Today, literature on Ted Bundy and his crimes is widely available. In addition to the true-crime narrative written by Anne Rule in 1980, other crime writers investigated the murders and Bundy’s life in detail. Meg Anders, who uses the alias of Elizabeth Kendall in her book entitled The Phantom Prince, provides an insider’s look at Bundy’s nature, the face he showed to the world and the occasional private tears he shed in her presence. Other books, such as True Crime, published by Time Warner, give an overview of the facts that have already appeared in numerous articles in the press.
I do not include details from Bundy’s last interview, granted to the extreme evangelist, James Dobson, for several reasons.
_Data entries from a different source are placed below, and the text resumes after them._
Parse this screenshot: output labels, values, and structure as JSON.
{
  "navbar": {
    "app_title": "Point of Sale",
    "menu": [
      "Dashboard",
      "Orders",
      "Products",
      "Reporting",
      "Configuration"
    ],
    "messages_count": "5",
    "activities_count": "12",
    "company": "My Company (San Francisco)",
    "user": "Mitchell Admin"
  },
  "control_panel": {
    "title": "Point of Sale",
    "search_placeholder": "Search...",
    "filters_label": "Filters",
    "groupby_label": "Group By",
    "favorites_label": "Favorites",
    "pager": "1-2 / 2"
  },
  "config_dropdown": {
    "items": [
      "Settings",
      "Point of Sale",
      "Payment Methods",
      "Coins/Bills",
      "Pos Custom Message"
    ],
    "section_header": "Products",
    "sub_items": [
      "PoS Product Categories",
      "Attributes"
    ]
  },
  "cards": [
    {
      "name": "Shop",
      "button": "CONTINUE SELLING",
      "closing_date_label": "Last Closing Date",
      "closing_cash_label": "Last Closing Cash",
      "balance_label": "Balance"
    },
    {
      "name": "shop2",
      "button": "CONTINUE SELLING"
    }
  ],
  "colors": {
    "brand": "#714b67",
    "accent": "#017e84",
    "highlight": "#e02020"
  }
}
Bundy, in his self-fabricated personality, appeared to love the limelight and was a charismatic, charming personality. Bundy used the interview with Dobson to blame pornography for his deeds, still unable to track within himself the psychological demons that led him to do what he did. From serving as his own attorney and playing legal games with the Court, to planning elaborate cat-and-mouse prison escapes, Bundy was a brilliant actor. Watching violent pornography may have provided Bundy with ideas about how to perform his vicious acts, but the self-professed pornography “addiction” was simply another symptom of the pain Bundy carried with him from childhood, and it provided the evangelist with fuel to further his own personal beliefs. In fact, Bundy’s demeanor during that interview was one of a polished, skilled and sophisticated performer, pulling the wool over the eyes of his curious followers just one more time, and giving his fans what they wanted. Again, Bundy was lost in the roles he created, and he played them to the hilt. The personality that he had painstakingly crafted for himself was debonair and smooth, and he was loath to abandon that personality, even when his life was literally on the line. This interview clarified, again, that the true cause of Bundy’s mental illness was buried so deeply in his psyche that it was never excavated.
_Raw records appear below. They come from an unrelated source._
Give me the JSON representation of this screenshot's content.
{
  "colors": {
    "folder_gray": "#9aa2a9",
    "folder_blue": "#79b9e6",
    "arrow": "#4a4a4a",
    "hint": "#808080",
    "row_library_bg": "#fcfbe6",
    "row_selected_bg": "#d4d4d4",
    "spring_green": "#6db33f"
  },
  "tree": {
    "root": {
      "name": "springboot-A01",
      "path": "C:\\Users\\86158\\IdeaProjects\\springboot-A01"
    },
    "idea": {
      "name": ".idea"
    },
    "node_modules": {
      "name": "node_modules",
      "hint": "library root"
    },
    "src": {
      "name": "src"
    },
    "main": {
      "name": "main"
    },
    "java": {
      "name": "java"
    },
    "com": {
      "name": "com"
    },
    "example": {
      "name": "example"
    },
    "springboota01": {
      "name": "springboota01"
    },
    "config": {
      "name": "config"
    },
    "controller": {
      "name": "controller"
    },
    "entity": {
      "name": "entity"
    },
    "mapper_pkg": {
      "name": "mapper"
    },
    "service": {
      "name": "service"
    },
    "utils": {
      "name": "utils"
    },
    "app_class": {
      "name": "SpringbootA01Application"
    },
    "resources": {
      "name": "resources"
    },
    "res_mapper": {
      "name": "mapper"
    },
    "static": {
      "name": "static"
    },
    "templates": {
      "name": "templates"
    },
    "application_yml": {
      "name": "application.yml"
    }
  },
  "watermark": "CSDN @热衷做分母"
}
The only obvious mention of Bundy’s state of mind when he made the decisions to murder his victims was when he told his girlfriend, in a conversation he later refuted, about the force that overtook him when he went on a killing spree. I am inspired to learn what cutting edge conclusions the field of criminology has uncovered about dissociative personality disorders and childhood post-traumatic stress disorders, and their consequences in connection with the profiling of murderers. New therapies using ancient techniques are now addressing the damage done to our physiological and electromagnetic bodies as children, and are discovering effective methods for healing from early childhood trauma. People who would have otherwise been morally and emotionally crippled throughout their lives are being helped to become productive citizens. Ted Bundy was brilliant and vivacious, and did show a great deal of compassion and love. The positive aspects of his personality showed through his selfless work on the suicide hotlines, saving a little girl from drowning and chasing a purse snatcher. His final words expressed love to his family and friends, and, according to his former girlfriend, he loved and cared for her deeply. His hidden demons and their consequences presented a puzzle that would have been worth solving had he been allowed to live.